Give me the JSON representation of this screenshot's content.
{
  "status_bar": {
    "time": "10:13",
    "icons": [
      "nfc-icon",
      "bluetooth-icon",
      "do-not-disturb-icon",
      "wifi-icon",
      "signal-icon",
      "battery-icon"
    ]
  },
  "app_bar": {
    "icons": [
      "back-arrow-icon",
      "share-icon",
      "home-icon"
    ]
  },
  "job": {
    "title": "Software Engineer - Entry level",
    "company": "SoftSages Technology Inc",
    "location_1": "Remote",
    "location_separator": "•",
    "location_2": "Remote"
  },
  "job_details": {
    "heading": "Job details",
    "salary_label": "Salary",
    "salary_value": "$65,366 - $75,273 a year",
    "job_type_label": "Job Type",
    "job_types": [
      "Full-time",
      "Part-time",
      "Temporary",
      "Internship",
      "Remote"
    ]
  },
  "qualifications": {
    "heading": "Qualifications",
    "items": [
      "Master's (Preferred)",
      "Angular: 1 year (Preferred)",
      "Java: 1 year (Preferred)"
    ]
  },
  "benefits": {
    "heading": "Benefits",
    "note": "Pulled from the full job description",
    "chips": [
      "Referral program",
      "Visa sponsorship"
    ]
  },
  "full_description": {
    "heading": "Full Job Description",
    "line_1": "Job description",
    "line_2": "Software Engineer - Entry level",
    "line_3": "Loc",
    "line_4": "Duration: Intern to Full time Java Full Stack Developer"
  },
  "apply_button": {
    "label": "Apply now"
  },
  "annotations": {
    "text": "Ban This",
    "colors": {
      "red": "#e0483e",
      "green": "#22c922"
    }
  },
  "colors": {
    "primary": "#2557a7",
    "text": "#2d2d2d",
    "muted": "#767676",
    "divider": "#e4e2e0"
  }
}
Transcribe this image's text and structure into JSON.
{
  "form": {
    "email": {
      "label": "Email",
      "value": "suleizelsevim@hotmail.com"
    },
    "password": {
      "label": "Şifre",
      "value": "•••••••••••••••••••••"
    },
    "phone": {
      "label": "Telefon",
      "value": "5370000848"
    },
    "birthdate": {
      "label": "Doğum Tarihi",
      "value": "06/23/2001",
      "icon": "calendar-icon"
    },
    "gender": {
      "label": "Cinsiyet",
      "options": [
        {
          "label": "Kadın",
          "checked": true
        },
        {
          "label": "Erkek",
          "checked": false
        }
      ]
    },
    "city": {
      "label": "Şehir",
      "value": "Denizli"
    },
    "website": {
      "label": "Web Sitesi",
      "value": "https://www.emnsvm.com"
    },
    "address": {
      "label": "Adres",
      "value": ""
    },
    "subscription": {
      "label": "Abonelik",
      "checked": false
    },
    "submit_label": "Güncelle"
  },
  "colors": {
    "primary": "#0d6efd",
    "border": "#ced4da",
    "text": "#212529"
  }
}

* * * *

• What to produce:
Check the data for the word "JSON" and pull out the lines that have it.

• Result of this exercise:
Give me the JSON representation of this screenshot's content.
Transcribe this image's text and structure into JSON.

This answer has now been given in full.